Letters of credit are bank documents that are commonly used for the purchase and sale of goods across international borders.
Letters of credit are used for international transactions to ensure that payments will be made. A letter of credit is an agreement that is issued by a bank, in which the bank agrees to ensure payment on behalf of the buyer, if the terms of the agreement between the buyer and seller are met. Note that a letter of credit is also referred to as a documentary credit (DC).
For an import letter of credit, the legal entity is the buyer or the applicant for the letter of credit. For an export letter of credit, the legal entity is the seller or the beneficiary of the letter of credit. The following parties are involved with a letter of credit:
- The applicant (buyer) who intends to pay for the goods
- The beneficiary (seller) who will receive the payment
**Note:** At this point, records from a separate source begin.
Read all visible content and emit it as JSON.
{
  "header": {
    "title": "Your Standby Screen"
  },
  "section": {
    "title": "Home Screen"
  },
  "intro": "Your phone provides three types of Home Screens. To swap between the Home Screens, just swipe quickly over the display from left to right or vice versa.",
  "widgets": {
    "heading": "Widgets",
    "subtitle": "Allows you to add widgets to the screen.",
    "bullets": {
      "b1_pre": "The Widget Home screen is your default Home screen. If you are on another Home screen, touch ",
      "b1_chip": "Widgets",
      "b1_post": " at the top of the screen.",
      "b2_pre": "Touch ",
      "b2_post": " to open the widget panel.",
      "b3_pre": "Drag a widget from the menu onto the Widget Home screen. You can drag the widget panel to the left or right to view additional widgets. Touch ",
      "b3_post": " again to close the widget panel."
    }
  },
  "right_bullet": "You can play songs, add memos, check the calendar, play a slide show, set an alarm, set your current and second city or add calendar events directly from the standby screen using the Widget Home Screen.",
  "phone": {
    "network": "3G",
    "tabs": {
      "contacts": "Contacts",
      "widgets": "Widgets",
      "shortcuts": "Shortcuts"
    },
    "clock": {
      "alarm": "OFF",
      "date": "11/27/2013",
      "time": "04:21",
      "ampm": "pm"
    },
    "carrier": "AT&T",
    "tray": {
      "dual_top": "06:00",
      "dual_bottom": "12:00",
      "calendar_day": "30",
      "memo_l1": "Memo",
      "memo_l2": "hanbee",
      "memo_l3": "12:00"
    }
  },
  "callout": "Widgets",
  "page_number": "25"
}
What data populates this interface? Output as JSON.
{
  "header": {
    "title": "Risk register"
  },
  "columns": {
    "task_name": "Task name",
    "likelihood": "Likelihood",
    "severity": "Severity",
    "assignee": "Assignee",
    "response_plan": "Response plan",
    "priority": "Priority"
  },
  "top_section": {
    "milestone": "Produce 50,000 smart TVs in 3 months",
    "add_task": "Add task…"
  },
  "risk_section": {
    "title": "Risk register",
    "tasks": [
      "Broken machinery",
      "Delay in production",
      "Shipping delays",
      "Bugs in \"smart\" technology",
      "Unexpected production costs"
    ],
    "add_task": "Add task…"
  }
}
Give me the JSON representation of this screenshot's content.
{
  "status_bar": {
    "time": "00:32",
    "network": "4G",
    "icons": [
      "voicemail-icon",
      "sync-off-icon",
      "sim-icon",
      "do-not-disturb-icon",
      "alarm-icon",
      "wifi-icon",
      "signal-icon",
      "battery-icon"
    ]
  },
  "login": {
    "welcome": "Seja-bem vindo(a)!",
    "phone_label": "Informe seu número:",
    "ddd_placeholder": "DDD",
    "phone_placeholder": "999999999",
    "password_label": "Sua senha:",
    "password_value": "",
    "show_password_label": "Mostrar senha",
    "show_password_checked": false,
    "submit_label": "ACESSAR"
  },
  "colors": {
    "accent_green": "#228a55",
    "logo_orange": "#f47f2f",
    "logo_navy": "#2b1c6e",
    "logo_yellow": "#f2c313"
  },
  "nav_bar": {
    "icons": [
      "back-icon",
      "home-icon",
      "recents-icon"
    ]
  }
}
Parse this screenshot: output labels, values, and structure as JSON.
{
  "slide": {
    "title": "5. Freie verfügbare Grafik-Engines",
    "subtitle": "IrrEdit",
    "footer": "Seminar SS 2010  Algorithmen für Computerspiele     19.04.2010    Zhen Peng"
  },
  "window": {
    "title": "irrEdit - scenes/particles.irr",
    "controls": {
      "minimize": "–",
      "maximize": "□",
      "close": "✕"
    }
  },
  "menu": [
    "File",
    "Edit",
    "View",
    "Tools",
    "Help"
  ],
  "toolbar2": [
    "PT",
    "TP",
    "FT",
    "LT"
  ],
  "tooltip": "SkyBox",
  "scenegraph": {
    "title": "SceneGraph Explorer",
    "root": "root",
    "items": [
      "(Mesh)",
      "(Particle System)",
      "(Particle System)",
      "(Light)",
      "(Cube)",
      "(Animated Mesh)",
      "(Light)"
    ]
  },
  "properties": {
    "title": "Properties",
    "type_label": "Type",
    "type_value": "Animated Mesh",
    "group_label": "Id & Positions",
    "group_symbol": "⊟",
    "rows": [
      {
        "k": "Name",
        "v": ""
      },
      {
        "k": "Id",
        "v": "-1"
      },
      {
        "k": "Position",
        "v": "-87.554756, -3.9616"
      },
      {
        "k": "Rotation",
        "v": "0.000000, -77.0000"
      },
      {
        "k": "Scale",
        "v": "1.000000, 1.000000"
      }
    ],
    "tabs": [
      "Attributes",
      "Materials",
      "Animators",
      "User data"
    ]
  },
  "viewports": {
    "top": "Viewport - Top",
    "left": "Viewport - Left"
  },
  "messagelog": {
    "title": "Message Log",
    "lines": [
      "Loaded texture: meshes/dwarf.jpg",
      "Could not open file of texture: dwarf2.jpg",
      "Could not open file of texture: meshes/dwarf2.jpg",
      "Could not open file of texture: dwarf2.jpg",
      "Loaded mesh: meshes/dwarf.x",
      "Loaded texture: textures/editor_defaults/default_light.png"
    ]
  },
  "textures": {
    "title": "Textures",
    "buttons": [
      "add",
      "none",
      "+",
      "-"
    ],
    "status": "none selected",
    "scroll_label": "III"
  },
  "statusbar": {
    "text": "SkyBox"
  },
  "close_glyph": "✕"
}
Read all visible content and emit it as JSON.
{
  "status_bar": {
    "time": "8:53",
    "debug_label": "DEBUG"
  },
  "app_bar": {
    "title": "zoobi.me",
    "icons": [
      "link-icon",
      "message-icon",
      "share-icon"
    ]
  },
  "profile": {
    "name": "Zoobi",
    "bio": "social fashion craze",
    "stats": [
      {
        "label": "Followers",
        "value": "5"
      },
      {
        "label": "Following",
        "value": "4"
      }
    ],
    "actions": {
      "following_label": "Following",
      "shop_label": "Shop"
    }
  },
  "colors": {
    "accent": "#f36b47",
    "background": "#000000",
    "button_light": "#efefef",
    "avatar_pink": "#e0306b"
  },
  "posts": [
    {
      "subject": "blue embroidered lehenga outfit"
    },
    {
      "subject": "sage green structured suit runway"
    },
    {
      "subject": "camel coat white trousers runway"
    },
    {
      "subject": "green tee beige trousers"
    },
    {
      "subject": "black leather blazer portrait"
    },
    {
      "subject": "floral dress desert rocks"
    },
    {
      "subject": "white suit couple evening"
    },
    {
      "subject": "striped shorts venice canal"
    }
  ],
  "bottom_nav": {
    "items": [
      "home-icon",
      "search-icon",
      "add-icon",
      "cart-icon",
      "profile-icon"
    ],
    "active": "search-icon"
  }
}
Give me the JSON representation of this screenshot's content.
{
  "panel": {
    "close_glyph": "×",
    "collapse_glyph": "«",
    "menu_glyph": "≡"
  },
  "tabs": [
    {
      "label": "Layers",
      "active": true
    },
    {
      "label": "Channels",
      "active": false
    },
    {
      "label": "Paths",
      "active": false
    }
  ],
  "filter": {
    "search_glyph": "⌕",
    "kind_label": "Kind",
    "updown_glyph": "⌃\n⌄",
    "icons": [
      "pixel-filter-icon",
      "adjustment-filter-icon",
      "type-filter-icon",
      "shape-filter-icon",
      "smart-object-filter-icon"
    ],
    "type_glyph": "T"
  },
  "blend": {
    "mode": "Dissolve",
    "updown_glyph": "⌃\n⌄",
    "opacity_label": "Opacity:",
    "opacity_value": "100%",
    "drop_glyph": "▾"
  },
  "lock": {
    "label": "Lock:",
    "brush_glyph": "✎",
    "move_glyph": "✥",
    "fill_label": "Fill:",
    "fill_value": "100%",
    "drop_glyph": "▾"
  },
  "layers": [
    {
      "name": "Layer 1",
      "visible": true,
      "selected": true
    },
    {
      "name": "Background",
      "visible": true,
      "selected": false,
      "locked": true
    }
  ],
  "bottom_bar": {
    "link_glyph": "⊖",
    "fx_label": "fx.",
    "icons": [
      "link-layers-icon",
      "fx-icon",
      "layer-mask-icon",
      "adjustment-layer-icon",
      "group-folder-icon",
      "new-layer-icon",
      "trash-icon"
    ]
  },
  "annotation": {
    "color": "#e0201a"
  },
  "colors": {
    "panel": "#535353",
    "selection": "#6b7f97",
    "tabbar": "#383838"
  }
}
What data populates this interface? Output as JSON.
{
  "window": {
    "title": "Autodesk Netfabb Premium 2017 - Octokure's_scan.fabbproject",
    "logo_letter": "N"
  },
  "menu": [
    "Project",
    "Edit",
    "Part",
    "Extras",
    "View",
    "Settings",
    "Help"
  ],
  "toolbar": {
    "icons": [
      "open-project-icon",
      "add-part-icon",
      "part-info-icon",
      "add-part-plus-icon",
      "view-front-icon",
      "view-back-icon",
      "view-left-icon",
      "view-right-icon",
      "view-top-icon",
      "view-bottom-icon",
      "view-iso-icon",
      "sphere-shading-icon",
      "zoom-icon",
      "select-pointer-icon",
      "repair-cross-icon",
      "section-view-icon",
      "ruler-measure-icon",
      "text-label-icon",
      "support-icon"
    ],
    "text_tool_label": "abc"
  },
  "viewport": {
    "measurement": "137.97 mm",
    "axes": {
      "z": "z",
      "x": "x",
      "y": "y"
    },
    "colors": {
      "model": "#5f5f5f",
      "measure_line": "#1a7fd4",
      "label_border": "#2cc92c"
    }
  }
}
- The issuing bank that issues the letter of credit
- The advising bank that carries out the transaction on behalf of the applicant
The letter of credit includes a description of the goods, any required documents, the date of shipment, and the expiration date after which payment will not be made. The issuing bank collects a margin for the letter of credit.
A letter of credit can be revocable or irrevocable. The nature of a letter of credit can be transferable, non transferable, or revolving. Typically, a letter of credit is an irrevocable and confirmed agreement that payment will be made to a specific beneficiary upon submission of complete and accurate shipping documentation.
For more information, see the following topics: